Introduction to College Mathematics (1 high school elective credit that can be used towards Math requirements):  Introduction to College Mathematics will focus upon topics from the Algebra, Functions, Geometry, and Statistics domains of the Common Core State Standards with an emphasis on mathematical modeling and quantitative reasoning.  Students will extend their understanding of high school mathematics concepts and apply that understanding in real-world problem solving situations and in purely mathematical contexts.  This course is classified as a Basic Elective; it will fulfill one of the 3 mathematics credits required for the high school diploma.  This course will also fulfill the 4th year mathematics credit that is required for the Honors designation for the high school diploma.  For specific information regarding course requirements, please click on the Intro to Math link.  Earning a grade of B or better will qualify students to take MATH 100 during the Spring semester. 

Expository Reading and Writing (1 high school English credit):  Introduction to College English will emphasize focused reading, writing, speaking and listening , and research work based on the ELA Common Core State Standards.  This course will develop students' college and career readiness by building skills in critical reading, academic writing, speaking and listening, research and inquiry, and language use as defined by the CCSS-ELA for high school.  The goal is to prepare college-bound seniors for the literacy demands of higher education.  Students will learn to evaluate the credibility of information, critique others' opinions, and construct their own opinions based on evidence.  By the end of the course, students will be able to use strategies for critical reading, argumentative writing, and independent thinking while reading complex texts and responding to them in discussion and writing.  Students will develop college and career ready skills and organization to be successful in college and beyond.  The course will also develop essential habits of mind necessary for students success in college, including independence, productive persistence, and metacognition.  For students who score in Level 2 on the Smarter Balanced 11th grade assessment, this Expository Reading and Writing course will offer an opportunity (with a B or better course grade) to place into college-credit courses when entering college directly from high school.  

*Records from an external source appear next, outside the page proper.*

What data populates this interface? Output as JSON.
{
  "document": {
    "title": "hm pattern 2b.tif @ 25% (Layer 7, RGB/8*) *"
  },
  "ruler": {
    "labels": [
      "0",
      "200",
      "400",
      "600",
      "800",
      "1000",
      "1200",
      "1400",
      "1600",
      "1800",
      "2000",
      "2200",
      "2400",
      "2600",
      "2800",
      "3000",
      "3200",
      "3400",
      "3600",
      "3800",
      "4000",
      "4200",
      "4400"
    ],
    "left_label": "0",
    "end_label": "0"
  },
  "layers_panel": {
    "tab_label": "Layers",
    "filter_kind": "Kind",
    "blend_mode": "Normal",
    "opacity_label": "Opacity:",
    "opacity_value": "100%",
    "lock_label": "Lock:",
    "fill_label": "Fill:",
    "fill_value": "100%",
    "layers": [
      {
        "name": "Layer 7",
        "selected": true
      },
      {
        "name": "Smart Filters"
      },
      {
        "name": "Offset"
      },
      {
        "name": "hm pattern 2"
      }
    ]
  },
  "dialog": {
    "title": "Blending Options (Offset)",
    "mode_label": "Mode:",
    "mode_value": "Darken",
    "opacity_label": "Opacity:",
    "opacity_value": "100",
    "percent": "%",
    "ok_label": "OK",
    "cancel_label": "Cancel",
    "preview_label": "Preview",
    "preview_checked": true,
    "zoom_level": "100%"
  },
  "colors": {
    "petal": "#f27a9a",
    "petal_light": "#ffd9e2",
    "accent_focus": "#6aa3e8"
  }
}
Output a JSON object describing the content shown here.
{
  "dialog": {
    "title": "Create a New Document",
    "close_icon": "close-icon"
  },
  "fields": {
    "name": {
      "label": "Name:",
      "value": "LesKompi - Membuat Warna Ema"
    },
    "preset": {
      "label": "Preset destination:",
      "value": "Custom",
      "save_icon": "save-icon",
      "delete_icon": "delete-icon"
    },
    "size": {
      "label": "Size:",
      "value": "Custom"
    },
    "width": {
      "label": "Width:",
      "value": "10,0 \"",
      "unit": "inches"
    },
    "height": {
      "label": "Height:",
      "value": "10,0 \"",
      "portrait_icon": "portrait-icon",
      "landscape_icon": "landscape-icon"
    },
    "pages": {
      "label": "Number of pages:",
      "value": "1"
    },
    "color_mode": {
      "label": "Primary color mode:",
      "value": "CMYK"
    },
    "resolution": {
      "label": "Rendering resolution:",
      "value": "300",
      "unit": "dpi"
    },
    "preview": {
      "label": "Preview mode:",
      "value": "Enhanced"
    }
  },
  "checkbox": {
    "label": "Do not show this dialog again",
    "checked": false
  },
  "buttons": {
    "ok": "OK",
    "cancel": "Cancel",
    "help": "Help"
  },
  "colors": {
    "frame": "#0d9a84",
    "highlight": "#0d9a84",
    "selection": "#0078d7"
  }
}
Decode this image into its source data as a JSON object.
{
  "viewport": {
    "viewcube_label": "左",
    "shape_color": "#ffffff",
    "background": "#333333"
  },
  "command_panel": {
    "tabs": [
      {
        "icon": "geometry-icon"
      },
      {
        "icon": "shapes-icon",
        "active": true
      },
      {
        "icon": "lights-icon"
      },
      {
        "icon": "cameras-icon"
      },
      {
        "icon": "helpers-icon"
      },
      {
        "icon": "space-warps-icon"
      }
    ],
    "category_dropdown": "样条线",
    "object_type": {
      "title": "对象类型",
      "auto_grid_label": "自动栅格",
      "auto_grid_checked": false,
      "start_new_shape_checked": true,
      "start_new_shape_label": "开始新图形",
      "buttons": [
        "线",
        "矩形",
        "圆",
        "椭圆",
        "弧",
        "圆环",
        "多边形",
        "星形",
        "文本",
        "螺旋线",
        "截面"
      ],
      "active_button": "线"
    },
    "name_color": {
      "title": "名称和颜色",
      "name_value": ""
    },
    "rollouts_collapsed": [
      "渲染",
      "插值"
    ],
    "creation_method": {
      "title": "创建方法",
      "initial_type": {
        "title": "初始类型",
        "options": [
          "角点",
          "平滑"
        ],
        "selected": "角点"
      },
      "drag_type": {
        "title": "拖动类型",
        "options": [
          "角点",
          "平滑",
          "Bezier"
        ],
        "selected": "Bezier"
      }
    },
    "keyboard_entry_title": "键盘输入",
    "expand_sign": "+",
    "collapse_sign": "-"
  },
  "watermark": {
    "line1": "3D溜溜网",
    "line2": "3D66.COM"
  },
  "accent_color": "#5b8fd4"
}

MUSIC 108 (3 college credits):  In this introductory course which requires no music background, basic concepts of music as an expressive art form in Western culture are explored, including the acculturation of Western music in Hawaii.  Students assume roles of active listener, performer, and composer.  Basic music literacy is developed through regular reading, writing, listening and music-making assignments.  This class is currently on hold and may be offered in SY 18-19.

Impact of Dual Credit Programs

National Data suggest that high school students with dual credits demonstrate the following characteristics:

  • More likely to meet college-readiness benchmarks
  • More likely to enter college, and enter shortly after high school graduation
  • Higher persistence rate into second year of college
  • Higher four- and six-year college completion rates
  • Shorter average time to bachelor's degree completion for those completing in six years or less
In Hawaii, dual credit students also demonstrate similar characteristics:
  • Higher college enrollment rates
  • More likely to enroll in college in the fall term immediately following high school graduation
  • More likely to enroll at a 4-year institution
  • Higher persistence rate into second year of college